Yes, I've actually met authors who successfully self published. But these were authors of nonfiction, whose books just happened to catch the eye of an agent. I've heard of some fiction authors who get on the scene this way, but it still is rare, and in part because of the attitudes still prevalent in the book business, I'm a bit queasy about the whole idea. However, I offered this essay, and the link that inspired it, as a way of possibly helping others to decide whether they wanted to go that route or not. And yes, I think you're right about readers being wary of something self published. I saw what purported to be a thriller with an interesting premise in the local library a while back. The publishing house was one I'd never heard of, and the book turned out to be Really Bad in a number of ways. I concluded that it was either self published or published by a house where bad books go to die. Fortunately, since I got it out of the library, I didn't lose any money on it.
Anne G

Anne Gilbert said...

Nan:

If you really love something, and don't think it will get published in a "traditional" way, and you can find a way to market it, by all means, go for independent publishing. My comments, such as they were, were not in any way meant to disparage any author who works hard and does the best s/he can, tries to find a publisher, or at least does the proper research before deciding, and then decides to go the "independent publishing route. There may well be good reasons for this. If you read down to the end, and I hope you did, you will see that I basically encouraged readers and writers to think this decision through, based on their own needs. It may well be good for some of us to go that route. Here's the problem, and you(and every author thinking about this should be aware of the pitfalls): the "literary industrial complex" as you call it, still has an "attitude" about independent publishing. This includes some authors. The second is, if you publish independently, everything falls on you, the author. Most authors I know just aren't business types, and marketing isn't one of their skills. They then have to hire someone who does have these skills(thus cutting into their own profits), or else they have to learn them. Not every author has the time, energy, or interest to do these things. But if they don't, the book will surely fail, if you're an "unknown". Again, I just say this as a word of caution, not because I want to stop anybody from making that choice, if they think they can handle it. Still, the very fact that the nature of the industry is changing, is, IMO a good thing, and I think there will increasingly be room for "odd" books in various genres, that people may well want to buy. I think that in the not too distant future, a lot of this will be quite possible. Authors probably still won't get rich, but they'll begin to get more respet, if they're really any good. Stay with it, Nan! I really am "with" you, whatever decision you make. It's just that, for me, I'll wait and see.
Anne G

Nan Hawthorne said...

No worries, I took your post as an exploration of the ideas, not a criticism of them. You are right to weigh the matter.

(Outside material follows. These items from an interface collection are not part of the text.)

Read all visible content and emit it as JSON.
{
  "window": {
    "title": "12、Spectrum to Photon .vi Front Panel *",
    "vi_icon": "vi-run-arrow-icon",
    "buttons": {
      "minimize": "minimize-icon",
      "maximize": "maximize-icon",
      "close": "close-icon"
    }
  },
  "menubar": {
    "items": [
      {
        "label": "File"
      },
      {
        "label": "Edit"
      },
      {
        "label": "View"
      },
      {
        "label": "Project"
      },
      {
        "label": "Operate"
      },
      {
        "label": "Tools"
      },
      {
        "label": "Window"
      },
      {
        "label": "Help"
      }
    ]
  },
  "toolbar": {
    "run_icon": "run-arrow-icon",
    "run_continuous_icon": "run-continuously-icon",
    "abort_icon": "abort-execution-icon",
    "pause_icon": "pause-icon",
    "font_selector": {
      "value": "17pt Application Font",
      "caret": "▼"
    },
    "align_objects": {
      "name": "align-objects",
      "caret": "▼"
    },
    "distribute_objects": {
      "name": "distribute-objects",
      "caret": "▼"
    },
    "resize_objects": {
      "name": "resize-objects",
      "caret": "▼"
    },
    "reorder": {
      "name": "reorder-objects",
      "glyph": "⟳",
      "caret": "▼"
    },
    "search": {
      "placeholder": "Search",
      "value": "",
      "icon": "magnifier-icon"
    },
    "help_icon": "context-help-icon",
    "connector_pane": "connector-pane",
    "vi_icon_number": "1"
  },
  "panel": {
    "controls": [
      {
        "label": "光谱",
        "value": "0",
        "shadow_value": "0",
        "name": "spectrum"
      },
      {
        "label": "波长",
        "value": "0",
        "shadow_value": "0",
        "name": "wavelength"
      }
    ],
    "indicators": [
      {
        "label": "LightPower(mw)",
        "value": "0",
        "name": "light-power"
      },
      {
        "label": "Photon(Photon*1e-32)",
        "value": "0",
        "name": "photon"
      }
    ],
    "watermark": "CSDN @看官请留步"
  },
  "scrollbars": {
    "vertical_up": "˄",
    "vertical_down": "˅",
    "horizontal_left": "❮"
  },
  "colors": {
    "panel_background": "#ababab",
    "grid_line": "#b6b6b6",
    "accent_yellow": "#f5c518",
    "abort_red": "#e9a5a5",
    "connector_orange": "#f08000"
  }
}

The one thing I will quibble with is that when you say indie authors have to do all the marketing, you are implying that the publisher will shoulder that responsibility. The fact is that this is not true. Every author I know who has had his/her book accepted by a publisher has been expected to do the lioness's share of the marketing. Just ask Susan Higginbotham.

I just advise not having any illusions about corporate publishing.. it ain't what it used to be, as you note in your post.

And I am happy with my choice.. for the book I have now. Future books have other routes to take.. they aren't my "sacred book" so editors can make me change whatever they want!

Thanks for your well-considered take on this issue.

Nan